However, I do not believe that they are going to fare well in the Roman Catholic Church. Their churches are too small and will in all likelihood not be granted quasi-parish status. Their aging priests are not likely to be reordained. The Roman Catholic authorities will disband their churches and sell the church buildings. The proceeds from the sale of these churches will go into the coffers of the Roman Catholic Church. The members of the disbanded churches will be faced with the choice of attending the services of a local Roman Catholic church or joining the ranks of the churchless. They will most likely do the latter.

Joe Mahler said...

Anglo-catholics no matter what they practice in terms of ceremony and ritual usually disdain the Low Churchman and their almost total lack of ceremony and ornamentation. When they would attend a low church, there is a constant belly aching about how this should be done this way and that should be done that way. Though I consider myself a "Catholick," it is in the true sense of the word, Biblical truth. I accept the creeds (3) as being comfortable with the doctrine of Holy Writ. But all this made up ceremony, well, it is not Catholick in the true sense of the word. The Roman Church calls things Catholick which is not Catholick at all. I do not refer to the Roman Church as being Catholick.

Please explain to me how an anglo-catholic may have an altar but do not believe in the sacrifice of the altar. An altar is for a sacrifice. I have never heard one ever refer it as a table. All of them are really much closer to the Roman Church than to the Protestant Reformed Anglicanism. And in Rom they belong.

Robin G. Jordan said...


For an 'official explanation' I refer you to Synodalia: a collection of articles of religion, canons, and ..., Volume 1, Constitutions and canons ecclesiastical treated upon by the archbishops of canterbury and york, "VII. A declaration concerning some rites and ceremonies," on pages 404-406. The constitutions and ecclesiastical canons may be found on the Internet at: You will have to scroll down to page 404. The Constitutions and canons ecclesiastical... are the famous or infamous Canons of 1640, which helped to spark the English Civil War. "VII. A declaration concerning some rites and ceremonies" is, when you read the entire document, one of its mildest provisions.

Robin G. Jordan said...

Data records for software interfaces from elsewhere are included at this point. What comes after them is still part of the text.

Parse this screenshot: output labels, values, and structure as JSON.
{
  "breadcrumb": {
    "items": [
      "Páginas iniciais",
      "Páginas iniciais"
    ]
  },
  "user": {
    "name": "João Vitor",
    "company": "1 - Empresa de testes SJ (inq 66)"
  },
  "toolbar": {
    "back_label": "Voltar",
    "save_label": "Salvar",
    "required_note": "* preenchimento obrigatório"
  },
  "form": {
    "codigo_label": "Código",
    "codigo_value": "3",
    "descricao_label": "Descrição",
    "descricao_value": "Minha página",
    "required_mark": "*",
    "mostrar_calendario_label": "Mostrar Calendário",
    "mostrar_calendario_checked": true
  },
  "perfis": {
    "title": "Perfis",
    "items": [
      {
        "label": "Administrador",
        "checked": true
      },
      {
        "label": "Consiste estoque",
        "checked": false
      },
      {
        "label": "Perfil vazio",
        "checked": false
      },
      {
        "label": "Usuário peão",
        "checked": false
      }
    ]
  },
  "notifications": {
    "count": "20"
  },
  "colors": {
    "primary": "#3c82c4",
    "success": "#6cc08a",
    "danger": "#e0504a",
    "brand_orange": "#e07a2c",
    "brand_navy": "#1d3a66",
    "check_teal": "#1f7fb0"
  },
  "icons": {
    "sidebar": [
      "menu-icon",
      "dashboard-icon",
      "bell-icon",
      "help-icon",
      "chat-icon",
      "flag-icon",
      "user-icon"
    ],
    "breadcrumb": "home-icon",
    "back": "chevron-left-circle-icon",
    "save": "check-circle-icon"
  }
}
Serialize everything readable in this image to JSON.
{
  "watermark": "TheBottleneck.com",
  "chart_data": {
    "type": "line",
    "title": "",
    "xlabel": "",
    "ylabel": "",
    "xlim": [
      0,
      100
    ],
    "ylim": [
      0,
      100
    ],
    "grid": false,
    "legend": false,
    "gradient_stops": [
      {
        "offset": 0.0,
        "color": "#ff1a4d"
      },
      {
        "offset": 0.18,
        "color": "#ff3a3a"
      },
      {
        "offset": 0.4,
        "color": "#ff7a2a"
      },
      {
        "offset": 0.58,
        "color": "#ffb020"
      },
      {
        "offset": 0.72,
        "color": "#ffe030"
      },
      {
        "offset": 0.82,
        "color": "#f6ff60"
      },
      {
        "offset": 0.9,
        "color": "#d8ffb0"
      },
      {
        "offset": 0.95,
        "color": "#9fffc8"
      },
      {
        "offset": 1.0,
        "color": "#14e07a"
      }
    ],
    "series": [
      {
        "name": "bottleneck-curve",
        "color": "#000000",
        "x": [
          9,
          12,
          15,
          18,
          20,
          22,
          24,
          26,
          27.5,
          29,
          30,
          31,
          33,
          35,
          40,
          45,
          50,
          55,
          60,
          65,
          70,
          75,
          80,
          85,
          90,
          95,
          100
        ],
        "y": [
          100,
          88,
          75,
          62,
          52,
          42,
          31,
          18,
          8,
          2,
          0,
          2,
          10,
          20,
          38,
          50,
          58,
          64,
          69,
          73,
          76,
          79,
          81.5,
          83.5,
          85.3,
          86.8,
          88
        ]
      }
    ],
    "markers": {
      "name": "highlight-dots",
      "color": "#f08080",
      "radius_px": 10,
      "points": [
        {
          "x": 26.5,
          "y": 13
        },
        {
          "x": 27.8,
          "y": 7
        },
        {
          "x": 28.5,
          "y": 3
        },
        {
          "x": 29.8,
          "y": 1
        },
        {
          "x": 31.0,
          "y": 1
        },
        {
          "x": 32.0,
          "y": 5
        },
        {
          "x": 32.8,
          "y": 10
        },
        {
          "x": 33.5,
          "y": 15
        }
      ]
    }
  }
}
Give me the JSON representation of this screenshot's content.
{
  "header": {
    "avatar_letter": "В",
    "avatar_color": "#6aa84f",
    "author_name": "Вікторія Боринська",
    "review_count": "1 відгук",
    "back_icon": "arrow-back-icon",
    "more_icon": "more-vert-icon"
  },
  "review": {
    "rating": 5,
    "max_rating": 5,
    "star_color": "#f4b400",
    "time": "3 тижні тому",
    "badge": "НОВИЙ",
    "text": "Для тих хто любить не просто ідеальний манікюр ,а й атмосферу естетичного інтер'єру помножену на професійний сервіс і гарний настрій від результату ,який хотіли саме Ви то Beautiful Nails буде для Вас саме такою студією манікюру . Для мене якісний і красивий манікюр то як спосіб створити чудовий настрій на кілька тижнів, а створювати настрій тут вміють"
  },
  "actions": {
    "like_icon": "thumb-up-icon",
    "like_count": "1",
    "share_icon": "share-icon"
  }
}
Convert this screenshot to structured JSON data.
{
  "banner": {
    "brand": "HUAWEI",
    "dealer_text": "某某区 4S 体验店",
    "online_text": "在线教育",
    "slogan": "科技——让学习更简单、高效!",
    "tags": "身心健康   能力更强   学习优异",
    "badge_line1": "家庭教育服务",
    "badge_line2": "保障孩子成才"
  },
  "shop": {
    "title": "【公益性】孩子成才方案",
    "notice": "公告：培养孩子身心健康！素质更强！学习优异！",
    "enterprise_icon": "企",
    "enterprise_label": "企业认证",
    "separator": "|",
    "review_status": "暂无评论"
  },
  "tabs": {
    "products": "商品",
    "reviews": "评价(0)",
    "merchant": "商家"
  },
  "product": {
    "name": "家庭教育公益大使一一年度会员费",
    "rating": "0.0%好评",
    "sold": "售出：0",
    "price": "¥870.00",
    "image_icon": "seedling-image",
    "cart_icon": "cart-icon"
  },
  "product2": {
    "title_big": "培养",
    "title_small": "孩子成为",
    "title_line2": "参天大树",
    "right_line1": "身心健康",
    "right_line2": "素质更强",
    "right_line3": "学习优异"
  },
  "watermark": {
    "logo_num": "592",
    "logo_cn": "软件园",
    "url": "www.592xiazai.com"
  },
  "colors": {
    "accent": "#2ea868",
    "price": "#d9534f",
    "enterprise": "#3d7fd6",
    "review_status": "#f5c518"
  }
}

If you copy and past the URL and it does not work, google 'constitutions and canons ecclesiastical treated upon by the archbishops of canterbury and york'. Synodalia: a collection of articles of religion, canons, and ..., Volume 1 was first on the list.